  #                                                merge_chains=merge_chains,
  #                                                debug=debug)
  #ee_for_kfold <- extract_log_lik_K_memory_friendly(save_file_stem=save_file_stem,
  #                                                  n_folds=K,
  #                                                  list_of_holdout=holdout_K_from_caret_flattened,
  #                                                  debug=debug)
  #r_eff <- relative_eff(exp(ee))
  
  cat("In do_K_fold_cross_validation: calculating ELPD and standard error...\n")
  kk <- kfold(ee_for_kfold)
  result <- list()
  result$kk <- kk
  result$ee_for_loo <- ee_for_loo
  result$ee_for_kfold <- ee_for_kfold
  return(result)
}
  #ee_for_loo <- extract_log_lik_K_memory_friendly(save_file_stem=save_file_stem,
  #                                                n_folds=K,
  #                                                list_of_holdout=holdout_K_from_caret_flattened,
  #                                                merge_chains=merge_chains,
  #                                                debug=debug)
  #ee_for_kfold <- extract_log_lik_K_memory_friendly(save_file_stem=save_file_stem,
  #                                                  n_folds=K,
  #                                                  list_of_holdout=holdout_K_from_caret_flattened,
  #                                                  debug=debug)
  1. Perhaps most importantly, even with the previous bugs fixed, my code still would not work because I have label switching taking place between chains. I’ve seen that before and addressed the problem, but with K-fold cross-validation I have the added responsibility of making sure that the labels I am attaching to each chain are consistent across the model runs. Because this was not the case in my previous analysis, it’s no wonder the 3-D model appears to have the best fit, because I’m essentially just fitting noise!

I’m working on some plotting functions now to make sure that I can better visualize the assignment of labels to chains across all ten folds, in order to make my analysis less error-prone. I’ll post back once I’ve got the code working, it may be a couple of weeks as I’ll have to put this project down to do some other work. Thank you very much for your assistance, Dr. Vehtari! The feedback definitely helped me to catch these bugs.

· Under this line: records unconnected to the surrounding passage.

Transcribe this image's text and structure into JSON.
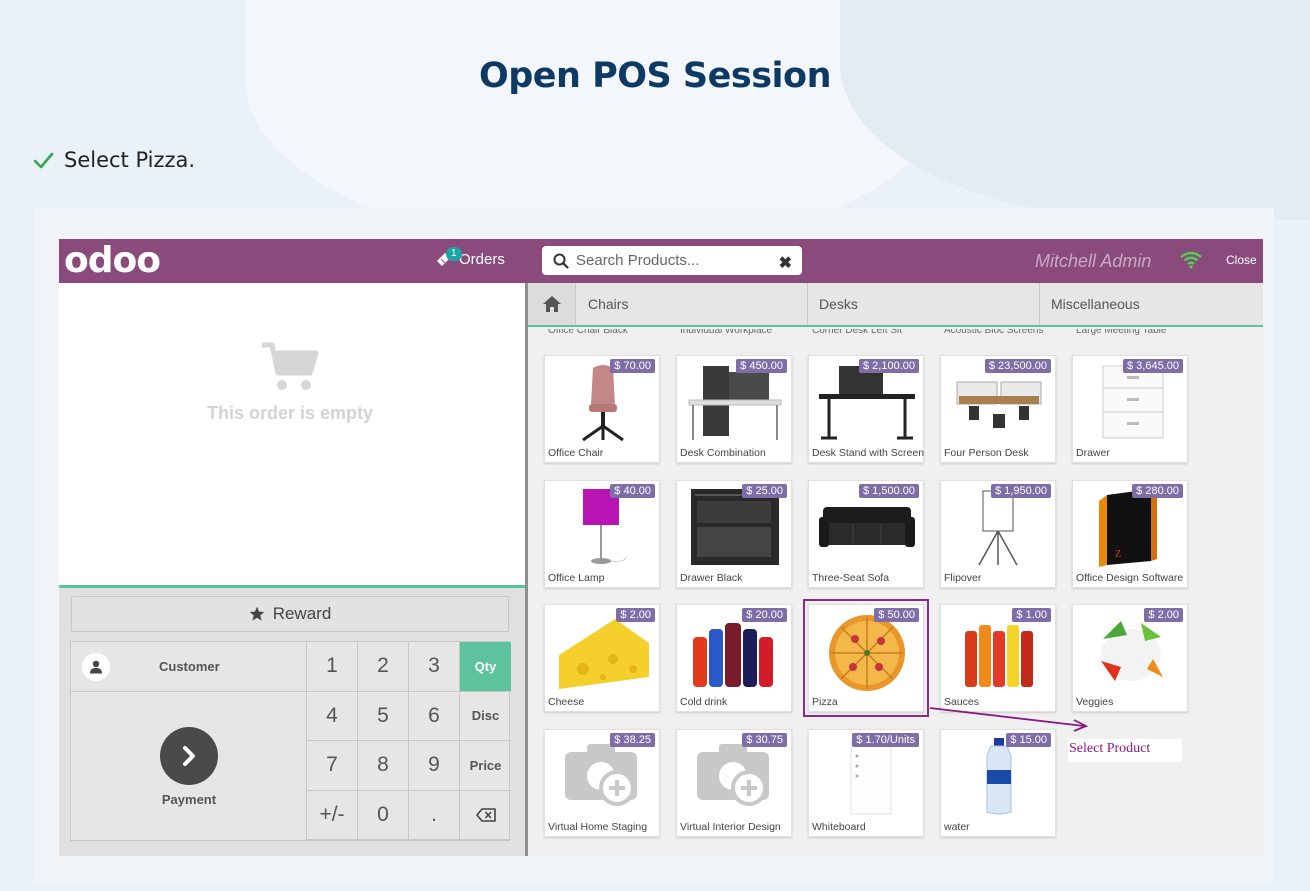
{
  "slide": {
    "title": "Open POS Session",
    "step": "Select Pizza."
  },
  "header": {
    "logo": "odoo",
    "orders_label": "Orders",
    "orders_count": "1",
    "search_placeholder": "Search Products...",
    "user": "Mitchell Admin",
    "close_label": "Close",
    "brand_color": "#8a4b7c"
  },
  "order": {
    "empty_text": "This order is empty"
  },
  "controls": {
    "reward_label": "Reward",
    "customer_label": "Customer",
    "payment_label": "Payment",
    "keys": [
      "1",
      "2",
      "3",
      "Qty",
      "4",
      "5",
      "6",
      "Disc",
      "7",
      "8",
      "9",
      "Price",
      "+/-",
      "0",
      ".",
      "⌫"
    ],
    "active_mode": "Qty",
    "accent_color": "#5dc39c"
  },
  "categories": [
    "Chairs",
    "Desks",
    "Miscellaneous"
  ],
  "cut_row": [
    "Office Chair Black",
    "Individual Workplace",
    "Corner Desk Left Sit",
    "Acoustic Bloc Screens",
    "Large Meeting Table"
  ],
  "products": [
    {
      "name": "Office Chair",
      "price": "$ 70.00",
      "icon": "chair"
    },
    {
      "name": "Desk Combination",
      "price": "$ 450.00",
      "icon": "desk-combo"
    },
    {
      "name": "Desk Stand with Screen",
      "price": "$ 2,100.00",
      "icon": "desk-stand"
    },
    {
      "name": "Four Person Desk",
      "price": "$ 23,500.00",
      "icon": "four-desk"
    },
    {
      "name": "Drawer",
      "price": "$ 3,645.00",
      "icon": "drawer"
    },
    {
      "name": "Office Lamp",
      "price": "$ 40.00",
      "icon": "lamp"
    },
    {
      "name": "Drawer Black",
      "price": "$ 25.00",
      "icon": "drawer-black"
    },
    {
      "name": "Three-Seat Sofa",
      "price": "$ 1,500.00",
      "icon": "sofa"
    },
    {
      "name": "Flipover",
      "price": "$ 1,950.00",
      "icon": "flipover"
    },
    {
      "name": "Office Design Software",
      "price": "$ 280.00",
      "icon": "software-box"
    },
    {
      "name": "Cheese",
      "price": "$ 2.00",
      "icon": "cheese"
    },
    {
      "name": "Cold drink",
      "price": "$ 20.00",
      "icon": "bottles"
    },
    {
      "name": "Pizza",
      "price": "$ 50.00",
      "icon": "pizza",
      "selected": true
    },
    {
      "name": "Sauces",
      "price": "$ 1.00",
      "icon": "sauces"
    },
    {
      "name": "Veggies",
      "price": "$ 2.00",
      "icon": "veggies"
    },
    {
      "name": "Virtual Home Staging",
      "price": "$ 38.25",
      "icon": "camera-plus"
    },
    {
      "name": "Virtual Interior Design",
      "price": "$ 30.75",
      "icon": "camera-plus"
    },
    {
      "name": "Whiteboard",
      "price": "$ 1.70/Units",
      "icon": "whiteboard"
    },
    {
      "name": "water",
      "price": "$ 15.00",
      "icon": "water-bottle"
    }
  ],
  "annotation": {
    "label": "Select  Product",
    "color": "#8a1a86"
  }
}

Gratefully,

Richard


#8

Follow-up: fixing the first two bugs solved the problem! As for the label switching between chains, that actually turns out to not be a concern because the likelihood is computed based on the matrix product of a row vector of alphas and a column vector of thetas. With label switching, for different chains the order in which the parameters appear within a vector will change, but the matrix product used to calculate the likelihood remains the same. In other words, for some chains I’ll be calculating inv_logit(alpha_{1,j} * theta_{i,1} + alpha_{2,j} * theta_{i,2} + beta_j, referring to respondent i answering question j, whereas for other chains I’ll be calculating inv_logit(alpha_{2,j} * theta_{i,2} + alpha_{1,j} * theta_{i,1} + beta_j because the assignment of labels to person ability and item difficulty dimensions is arbitrary. The fact that the labels change does not change the computed likelihood. What good news! It saved me quite a bit of time because I don’t have to fix the label switching in the model output when using K-fold cross-validation for model comparison. That’s kind of elegant, I thought I’d share.